U.S. law enforcement will train local and state police officers from Mexico as part of the next phase of the two countries' joint fight against transnational drug cartels, a U.S. State Department official said Wednesday.
U.S. agencies have been training Mexican federal police on both sides of the border for several years. However, William Brownfield, assistant secretary of state for international narcotics and law enforcement affairs, said it is clear that local forces face the most concentrated violence, especially in northern Mexico, and are in the most need of training.
"If we do not address these problems cooperatively today, we will be addressing them on our own front doorsteps in five years," Brownfield said.
Brownfield was in the Texas border town of Laredo on Wednesday, signing an agreement outlining how deputies from the Webb County Sheriff's Office could spend periods of three months, six months or more training their counterparts in Mexico.
It was the first such agreement the State Department has signed with a local law enforcement agency anywhere on the U.S.-Mexico border. Brownfield said more trainers are needed and the high rate of bilingual deputies with border experience made Webb County an attractive place to start such a program.
Police training has been a significant part of the Merida Initiative, which outlined the U.S. partnership with Mexico and Central America in the drug war and has committed $1.4 billion since 2008. However, the focus now shifts to historically out-gunned and ill-prepared local forces ducking bullets and facing ominous threats on a daily basis.
Mexico received $327 million for police training in fiscal 2009 from the U.S. State Department through Merida, placing it behind only Afghanistan and Iraq in total funds received for police training from the departments of State or Defense, according to a report from the Government Accountability Office in April.
Details of the proposed training programs have not been worked out, but Brownfield envisions three or four training centers in Mexico. He is holding complementary meetings with Mexican officials on this trip to begin working out the program's shape. He said he spoke with officials in Juarez on Monday and will hold similar meetings in Monterrey Thursday.
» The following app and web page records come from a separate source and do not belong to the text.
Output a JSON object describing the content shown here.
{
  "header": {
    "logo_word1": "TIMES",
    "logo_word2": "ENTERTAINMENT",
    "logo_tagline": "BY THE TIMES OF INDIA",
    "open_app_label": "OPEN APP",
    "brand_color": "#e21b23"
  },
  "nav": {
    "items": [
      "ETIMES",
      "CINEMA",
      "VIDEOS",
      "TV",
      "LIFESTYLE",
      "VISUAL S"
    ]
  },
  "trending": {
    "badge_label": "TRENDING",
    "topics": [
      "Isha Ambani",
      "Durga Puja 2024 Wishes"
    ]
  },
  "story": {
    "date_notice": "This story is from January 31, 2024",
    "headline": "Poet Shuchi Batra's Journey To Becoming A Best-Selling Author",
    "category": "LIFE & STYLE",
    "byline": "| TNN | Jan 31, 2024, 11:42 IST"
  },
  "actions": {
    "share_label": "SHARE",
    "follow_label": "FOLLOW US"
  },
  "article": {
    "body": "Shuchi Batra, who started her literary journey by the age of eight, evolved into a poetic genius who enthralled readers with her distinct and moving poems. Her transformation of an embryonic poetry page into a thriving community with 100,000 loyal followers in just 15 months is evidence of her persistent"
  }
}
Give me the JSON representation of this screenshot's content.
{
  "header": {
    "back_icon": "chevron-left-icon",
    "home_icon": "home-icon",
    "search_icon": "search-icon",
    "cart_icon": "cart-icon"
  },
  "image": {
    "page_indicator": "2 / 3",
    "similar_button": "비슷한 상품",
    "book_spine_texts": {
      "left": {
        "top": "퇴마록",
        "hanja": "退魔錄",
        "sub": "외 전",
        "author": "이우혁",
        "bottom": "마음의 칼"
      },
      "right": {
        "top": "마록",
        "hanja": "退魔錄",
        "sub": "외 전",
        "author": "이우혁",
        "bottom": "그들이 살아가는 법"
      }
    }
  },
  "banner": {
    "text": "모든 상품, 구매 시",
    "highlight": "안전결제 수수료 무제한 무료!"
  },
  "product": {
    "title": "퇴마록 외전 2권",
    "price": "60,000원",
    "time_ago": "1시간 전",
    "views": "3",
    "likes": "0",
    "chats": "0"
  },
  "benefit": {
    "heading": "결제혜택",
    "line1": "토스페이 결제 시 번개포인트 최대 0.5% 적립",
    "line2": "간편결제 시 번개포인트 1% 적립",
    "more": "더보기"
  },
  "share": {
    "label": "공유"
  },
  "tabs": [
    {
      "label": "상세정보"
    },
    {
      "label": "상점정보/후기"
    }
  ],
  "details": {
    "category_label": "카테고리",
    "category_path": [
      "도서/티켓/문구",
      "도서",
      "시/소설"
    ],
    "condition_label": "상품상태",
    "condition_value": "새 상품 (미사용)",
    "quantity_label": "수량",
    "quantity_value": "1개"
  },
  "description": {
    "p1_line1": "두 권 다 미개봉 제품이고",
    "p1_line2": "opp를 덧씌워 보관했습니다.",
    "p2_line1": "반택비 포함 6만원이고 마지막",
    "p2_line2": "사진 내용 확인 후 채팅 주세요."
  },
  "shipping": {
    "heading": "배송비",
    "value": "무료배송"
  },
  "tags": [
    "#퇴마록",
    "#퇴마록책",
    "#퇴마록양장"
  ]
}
Chihuahua and Nuevo Leon states, respectively, have been two of Mexico's hardest hit by drug gang violence.
According to official figures, at least 35,000 people have been killed in drug violence in Mexico since late 2006, when President Felipe Calderon launched his crackdown on organized crime. Other sources, including local media, say the number is closer to 40,000. The federal government has not released an update of its numbers since December.
U.S. involvement in Mexico has drawn attention there recently after Mexico's government confirmed that U.S. intelligence agents operate there, analyzing and exchanging information. The New York Times had reported that CIA agents and former U.S. military personnel are working at a Mexican military base in the fight against drug gangs.
Brownfield stressed that involvement of U.S. trainers will come only with Mexican approval and that the training centers would be under Mexican authority. He also said a longer-term vision could include pairing trainers from an agency such as the Webb County Sheriff's Office with a National Guard deployment from Texas. The National Guard has been active in the drug war on the U.S. side of the border in intelligence analysis.
The agreement signed Wednesday "sets guidelines for the Webb County Sherriff's Office to train, advise and mentor international law enforcement agencies and officers." The sheriff's office will pay the upfront costs and receive reimbursement from the State Department. Its trainers, which it will release on a voluntary basis, will not carry weapons in other countries and will have to be approved in advance by the State Department. The State Department will be responsible for screening any trainees and will give pre-deployment training to trainers.
The agreement leaves open the possibility of training on U.S. soil, but Brownfield said from a cost standpoint it made more sense to send a few trainers to Mexico than bring hundreds of trainees to the U.S.
Brownfield said U.S. Rep. Henry Cuellar, D-Laredo was very active in pushing the venture. Cuellar's brother, Martin Cuellar, is Webb County sheriff.
The congressman said the benefits worked both ways. "When the teacher goes down there, the teacher will learn from the students."